How many lines in the data below have the string "Informacje"? Reply with the number alone.

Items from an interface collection
━━━
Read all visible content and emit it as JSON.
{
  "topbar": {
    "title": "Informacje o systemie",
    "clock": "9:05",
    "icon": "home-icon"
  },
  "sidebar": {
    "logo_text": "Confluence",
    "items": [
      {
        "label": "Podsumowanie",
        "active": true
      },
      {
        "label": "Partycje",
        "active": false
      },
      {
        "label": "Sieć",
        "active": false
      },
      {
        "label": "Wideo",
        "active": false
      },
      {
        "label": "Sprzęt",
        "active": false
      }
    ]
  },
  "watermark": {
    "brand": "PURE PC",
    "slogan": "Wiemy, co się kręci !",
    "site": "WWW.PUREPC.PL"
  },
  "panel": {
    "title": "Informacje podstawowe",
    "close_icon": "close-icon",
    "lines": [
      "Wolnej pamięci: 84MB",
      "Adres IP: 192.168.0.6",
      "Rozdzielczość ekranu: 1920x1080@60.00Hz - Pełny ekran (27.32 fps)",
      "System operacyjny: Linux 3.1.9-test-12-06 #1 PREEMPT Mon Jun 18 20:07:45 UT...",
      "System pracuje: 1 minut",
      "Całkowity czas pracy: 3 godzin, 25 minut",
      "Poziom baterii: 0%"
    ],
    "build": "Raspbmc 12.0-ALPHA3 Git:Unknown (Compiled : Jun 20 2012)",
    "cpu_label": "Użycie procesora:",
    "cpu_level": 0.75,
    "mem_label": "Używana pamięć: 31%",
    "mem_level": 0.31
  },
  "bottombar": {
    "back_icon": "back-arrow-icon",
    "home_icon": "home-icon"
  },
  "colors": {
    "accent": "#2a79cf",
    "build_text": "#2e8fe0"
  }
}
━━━
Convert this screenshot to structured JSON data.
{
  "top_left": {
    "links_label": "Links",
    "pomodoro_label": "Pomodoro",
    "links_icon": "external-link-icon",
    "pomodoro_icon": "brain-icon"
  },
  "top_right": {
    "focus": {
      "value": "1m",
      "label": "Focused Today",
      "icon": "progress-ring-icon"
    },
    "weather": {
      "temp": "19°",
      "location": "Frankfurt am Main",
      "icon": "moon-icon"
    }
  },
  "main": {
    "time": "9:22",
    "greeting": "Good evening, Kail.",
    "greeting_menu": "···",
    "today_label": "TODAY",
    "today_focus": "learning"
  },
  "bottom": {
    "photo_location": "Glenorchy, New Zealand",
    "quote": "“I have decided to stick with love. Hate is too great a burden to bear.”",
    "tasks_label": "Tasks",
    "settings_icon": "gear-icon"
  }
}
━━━
WRITTEN ANSWER
2